Throughout the semester, I could have been more diligent about posting regularly on the blog or responding to questions quicker; I admit this. However, that doesn’t mean I didn’t see the benefits of this assignment. Bringing together peer tutors from around the country discussing candidly about their experiences or feelings was quite interesting. It gave students a platform to discuss with other individuals how tutoring was going for them, offer advice to other peer tutors, and promote discussion on questions or concerns one might have with their tutoring techniques. This is all well and good. However, how did we explain this experience to those outside of this blog and quite possibly out of the peer tutoring realm altogether?
Discussing the purpose and goals of the writing center with students, friends, or family members, the major assumption was that peer tutors wrote and/or corrected English papers students brought in. I am sure at least some, if not all, of you have heard this same thing. People didn’t realize that we help guide students, from all areas of academia, through the writing process allowing the student to extrapolate their own ideas from their own work. Simply put, we help individuals become better writers while becoming better writers ourselves. We are not just dumping information on to the student. The tutoring session is an exchange of information. The peer tutor also benefits from the session as well. As Phil Collins once said, “In learning you will teach, and in teaching you will learn.”
Peer tutoring allows students to talk with someone who isn’t seen as a superior. They aren’t intimidated to express their ideas because they know that we aren’t there to criticize or grade their papers. We are there to help and be helped. Peer tutors provide a one-on-one session that is very rarely found in classrooms that can, for instance, encourage non-native English speaking students to become more comfortable speaking English, students that utilize disability services, or students that just want to become more familiar with the written language.

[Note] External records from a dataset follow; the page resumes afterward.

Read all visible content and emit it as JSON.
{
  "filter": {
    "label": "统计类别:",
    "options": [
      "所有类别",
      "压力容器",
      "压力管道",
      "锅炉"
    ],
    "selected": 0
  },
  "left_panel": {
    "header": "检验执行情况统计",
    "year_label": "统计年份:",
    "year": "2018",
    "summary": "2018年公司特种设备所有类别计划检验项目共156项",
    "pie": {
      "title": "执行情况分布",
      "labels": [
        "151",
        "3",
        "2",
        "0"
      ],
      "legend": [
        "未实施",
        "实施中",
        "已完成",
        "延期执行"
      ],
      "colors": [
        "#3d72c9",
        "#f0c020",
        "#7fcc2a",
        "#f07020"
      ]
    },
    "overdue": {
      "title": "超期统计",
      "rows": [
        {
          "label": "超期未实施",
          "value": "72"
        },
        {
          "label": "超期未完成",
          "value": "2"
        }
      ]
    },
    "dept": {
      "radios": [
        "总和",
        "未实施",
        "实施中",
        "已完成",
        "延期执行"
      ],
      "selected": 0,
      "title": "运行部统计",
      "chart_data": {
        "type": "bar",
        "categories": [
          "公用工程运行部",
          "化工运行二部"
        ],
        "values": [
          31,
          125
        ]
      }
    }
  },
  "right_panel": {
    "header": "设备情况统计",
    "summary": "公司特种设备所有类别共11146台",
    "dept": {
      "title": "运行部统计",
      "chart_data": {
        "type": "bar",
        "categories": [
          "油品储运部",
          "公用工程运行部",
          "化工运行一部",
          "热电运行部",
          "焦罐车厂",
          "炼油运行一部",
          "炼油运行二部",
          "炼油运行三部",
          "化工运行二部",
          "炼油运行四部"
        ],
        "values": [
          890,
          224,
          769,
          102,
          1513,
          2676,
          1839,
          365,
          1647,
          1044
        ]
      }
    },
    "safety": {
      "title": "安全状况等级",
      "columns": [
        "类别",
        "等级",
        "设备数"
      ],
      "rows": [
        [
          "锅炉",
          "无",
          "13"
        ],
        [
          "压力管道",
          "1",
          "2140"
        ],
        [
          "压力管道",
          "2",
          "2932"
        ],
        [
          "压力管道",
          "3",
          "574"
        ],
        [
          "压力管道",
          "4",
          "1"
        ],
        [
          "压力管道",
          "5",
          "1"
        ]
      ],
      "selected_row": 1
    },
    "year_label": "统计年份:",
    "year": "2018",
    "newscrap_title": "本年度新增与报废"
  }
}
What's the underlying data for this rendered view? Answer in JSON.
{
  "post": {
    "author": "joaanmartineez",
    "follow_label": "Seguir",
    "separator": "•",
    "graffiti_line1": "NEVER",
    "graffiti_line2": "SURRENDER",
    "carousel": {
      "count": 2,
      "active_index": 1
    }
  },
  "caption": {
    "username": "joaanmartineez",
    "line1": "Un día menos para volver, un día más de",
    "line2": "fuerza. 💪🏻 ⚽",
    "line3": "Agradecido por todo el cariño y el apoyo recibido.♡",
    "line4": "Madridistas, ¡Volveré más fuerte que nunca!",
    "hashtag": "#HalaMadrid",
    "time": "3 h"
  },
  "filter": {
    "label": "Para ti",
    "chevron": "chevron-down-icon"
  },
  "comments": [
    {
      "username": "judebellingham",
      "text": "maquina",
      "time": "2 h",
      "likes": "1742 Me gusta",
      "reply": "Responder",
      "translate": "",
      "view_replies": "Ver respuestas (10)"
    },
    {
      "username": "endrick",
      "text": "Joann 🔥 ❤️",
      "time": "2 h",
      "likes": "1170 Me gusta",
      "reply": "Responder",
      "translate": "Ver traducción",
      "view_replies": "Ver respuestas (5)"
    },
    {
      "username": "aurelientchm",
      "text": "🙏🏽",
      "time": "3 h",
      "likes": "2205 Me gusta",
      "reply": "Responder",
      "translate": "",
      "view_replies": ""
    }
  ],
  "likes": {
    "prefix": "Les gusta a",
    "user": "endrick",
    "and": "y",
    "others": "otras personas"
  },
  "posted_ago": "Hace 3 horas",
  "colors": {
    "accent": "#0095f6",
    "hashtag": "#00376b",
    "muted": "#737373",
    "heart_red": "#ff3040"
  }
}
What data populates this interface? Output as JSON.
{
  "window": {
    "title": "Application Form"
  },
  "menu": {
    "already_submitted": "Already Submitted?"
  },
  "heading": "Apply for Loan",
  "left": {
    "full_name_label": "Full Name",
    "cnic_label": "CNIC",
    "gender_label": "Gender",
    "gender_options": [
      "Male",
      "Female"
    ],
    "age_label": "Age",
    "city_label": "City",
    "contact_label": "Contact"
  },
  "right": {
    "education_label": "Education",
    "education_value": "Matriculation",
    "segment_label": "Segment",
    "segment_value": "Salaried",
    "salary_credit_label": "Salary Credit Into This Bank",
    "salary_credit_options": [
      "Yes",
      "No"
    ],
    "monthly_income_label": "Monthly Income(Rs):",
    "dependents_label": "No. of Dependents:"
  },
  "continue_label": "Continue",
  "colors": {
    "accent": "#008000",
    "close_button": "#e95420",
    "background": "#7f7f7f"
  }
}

As I explained the nuances of the purpose of the writing center to folks that may not have been familiar with them, I was reminded that I am in a position to improve students educational confidence and career, and in doing so, being able to have my educational confidence and career improved as well. This is something that I am genuinely proud of, even if this sentiment isn’t readily apparent. As I cogitate on the experiences and learning that I have been involved with over the course of the semester, I am truly grateful to have been able to be a peer tutor. I hope this sentiment is shared amongst you all.
“It is the supreme art of the teacher to awaken joy in creative expression and Knowledge.” -Albert Einstein.
This was my first blog experience.
Personally, I find online writing to be very impersonal. So It didn’t make a difference to me whether it was my friends, acquaintances, or complete strangers reading my postings.
However, knowing that I was writing to other first time tutors did highly affect the content of my writing on the blog. Because I knew that other students on the blog were going through similar experiences as peer tutors, I was able to feel that my writing was much more conversational and less complacent than writing a blog for people who are unfamiliar with your experiences. I understood that what I was writing was going to be well understood as well as expounded upon by members of our blog community.
I really enjoyed that we could keep up an insightful and interesting conversation outside of the classroom. The essence of the blog I felt was closely related to the principles we were taught to use as tutors. From day one, we were told that we should not follow the “banking concept of education”. We learned that learning is best facilitated through conversation and group learning. — This is precisely what this blog enabled us to to.
Indeed, we practiced what we preached. And I feel good about that.
— Jordan Wilsted–
I felt inspired to talk about an observation session the I participated in at CU’s Writing Center. At this session I learned more than just how to help tutor students; I learned something that improved my own writing on a “global level”.
The writer came into the tutoring center and met the consultant. The writer was taking a comic books class in which he was required to write an extensive analysis on his interpretation of a single comic book page.
“I have a lot of facts and observations in here,” he said. “But could you help me figure out my main point? I don’t have a thesis.”
The consultant read his paper aloud, making sure to highlight certain sentence level errors with her intonations and pauses. At the end of the paper, she said that she loved that she felt like she was reading the comic book frame by frame and thought the flow of the paper was phenomenal.
At the end of the session, she addressed his questions about his thesis.
“I think you know exactly what you are trying to say. But if you are looking for a grand statement that is completely unique and original, your probably not going to find it. But a thesis doesn’t need to be anything profound, or even summarize your whole paper, it is simply there to guide the reader through the paper.”
This was some of the wisest and most realistic advice that I had heard in a while. So many teachers scare you with your thesis. They tell you that is has to be something that ties the whole paper and is the most fundamentally imprtant part of a piece of writing. I believe that this is over dramatizing the purpose of a thesis. A thesis statement may very well be the foundation of the paper, but it doesn’t have to carry the whole weight of the paper. Rather it is there to help displace the weight evenly throughout the paper.
It is this type of large-scale advice that I find extremely important when working to create better writers